I couldn't end without playing a small prank on my friend Brian. With about 1 mile left, I put my hands up and confessed that I couldn't do it, it was all too much with a look of exhaustion. While I couldn't hold back my smile for more than a couple seconds, it was enough to see the look on his face that he believed me (ha ha!). I went back to swimming, and he told me that he was going to eat the rest of my snacks. When I turned right around the final buoy near the finish to swim back to the shore where we started, I gave it an additional final effort for three reasons 1.) I didn't want the current to wash me downstream as the crossing was perpendicular to flow, 2.) there was no more need to reserve anything, and 3.) I didn't want to look exhausted to everyone that was watching me come in. Apparently this last point worked, because there was a comment about how good my stroke looked when coming towards shore. As I neared, I plunged my feet down into the mud, sinking in until progressing to the concrete boat ramp.

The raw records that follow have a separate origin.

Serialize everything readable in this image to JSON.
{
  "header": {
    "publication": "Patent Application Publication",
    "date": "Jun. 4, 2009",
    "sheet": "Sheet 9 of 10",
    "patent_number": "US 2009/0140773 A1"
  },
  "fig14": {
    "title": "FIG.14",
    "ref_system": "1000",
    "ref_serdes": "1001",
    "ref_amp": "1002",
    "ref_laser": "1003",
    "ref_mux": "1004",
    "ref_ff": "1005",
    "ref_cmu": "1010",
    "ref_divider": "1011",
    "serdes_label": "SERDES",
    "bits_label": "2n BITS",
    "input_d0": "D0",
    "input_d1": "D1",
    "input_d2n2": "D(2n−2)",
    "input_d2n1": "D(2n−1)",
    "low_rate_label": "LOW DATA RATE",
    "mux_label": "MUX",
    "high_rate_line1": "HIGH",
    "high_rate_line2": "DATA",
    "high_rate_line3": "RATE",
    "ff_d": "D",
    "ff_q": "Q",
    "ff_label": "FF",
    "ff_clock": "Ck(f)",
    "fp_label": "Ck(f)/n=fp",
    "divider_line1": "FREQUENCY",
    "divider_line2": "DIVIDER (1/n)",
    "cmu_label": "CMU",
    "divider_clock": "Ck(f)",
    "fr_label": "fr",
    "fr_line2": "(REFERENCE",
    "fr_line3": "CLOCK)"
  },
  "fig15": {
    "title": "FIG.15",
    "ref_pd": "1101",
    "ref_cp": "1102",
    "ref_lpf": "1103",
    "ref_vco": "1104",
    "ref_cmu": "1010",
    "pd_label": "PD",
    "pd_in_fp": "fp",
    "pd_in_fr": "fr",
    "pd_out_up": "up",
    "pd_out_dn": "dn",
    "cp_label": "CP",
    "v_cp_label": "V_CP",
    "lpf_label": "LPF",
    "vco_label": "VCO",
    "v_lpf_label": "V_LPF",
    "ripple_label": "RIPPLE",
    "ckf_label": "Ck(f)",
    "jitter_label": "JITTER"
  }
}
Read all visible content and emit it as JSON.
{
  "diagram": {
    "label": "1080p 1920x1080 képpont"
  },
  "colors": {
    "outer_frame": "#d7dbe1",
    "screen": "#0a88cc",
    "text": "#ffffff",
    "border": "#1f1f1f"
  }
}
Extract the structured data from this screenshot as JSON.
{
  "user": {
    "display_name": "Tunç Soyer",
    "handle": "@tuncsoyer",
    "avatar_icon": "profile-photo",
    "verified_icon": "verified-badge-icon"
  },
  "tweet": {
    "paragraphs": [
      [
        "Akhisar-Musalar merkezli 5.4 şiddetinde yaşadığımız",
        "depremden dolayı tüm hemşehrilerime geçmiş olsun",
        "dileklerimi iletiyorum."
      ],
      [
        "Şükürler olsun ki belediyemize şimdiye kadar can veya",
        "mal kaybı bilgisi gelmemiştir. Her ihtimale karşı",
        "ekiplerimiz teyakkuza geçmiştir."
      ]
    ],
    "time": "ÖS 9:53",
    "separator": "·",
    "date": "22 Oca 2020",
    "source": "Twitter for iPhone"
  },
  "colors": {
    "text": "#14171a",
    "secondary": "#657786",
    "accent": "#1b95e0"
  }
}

With wobbly legs, I stood up on a hard surface and tried to regain balance to cross the finish line.

I first saw Jett, he looked great! I asked if he swam because he looked like he hadn't, completely unfazed, dry, and alert. He said he did. Then, Pa, who had also completed before me, this also additional confirmation that he wasn't the smurf blue swimmer. My father was the oldest swimmer (at 70 yrs old) and my nephew the youngest (at 14 yrs old) among all of the participants. What surprised me most was that overall, our GrandPaPa, relatively speaking, swam the fastest! And amazingly, he was only off his pace from 2 years ago (in far better conditions) by 5 minutes . . . wow!

Afterwards, we went back to the house to celebrate and have a good time with Dave (Pa's kayaker) and Ashley, Brian (my kayaker) and Sarah, Kier (Jett's kayaker), and the rest of the family eating and drinking. It was a nice time.

So, where did we get this crazy idea? My father has been swimming long open water swims in New England for decades, notably the annual 1.7 mile Save the (Narragansett) Bay swim with his fellow swimming buddies in the past. As he and Ma moved to Virginia, this event was identified as having potential, and he gave it a go a couple years ago. He suggested that Jett and I join him last year. This kind of event had been in the back of my mind for a while, and the timing felt right with Jett old enough to join us, making it a 3 generation swim. (As a side note, another thing in the back of my mind prior to the swim was the idea of coming into contact with this terrifying Sea Lamprey [click here for image], which thank god I did not encounter!) While I had managed to do other (much smaller) swims before, it always felt more like a 'survive the swim' approach. Following this swim, I felt like a 'swimmer' for the first time. And, it was neat to do it with Pa and Jett. It was really nice that all three of us were able to swim it this year, 3 generations (Team G3), and that we all did it!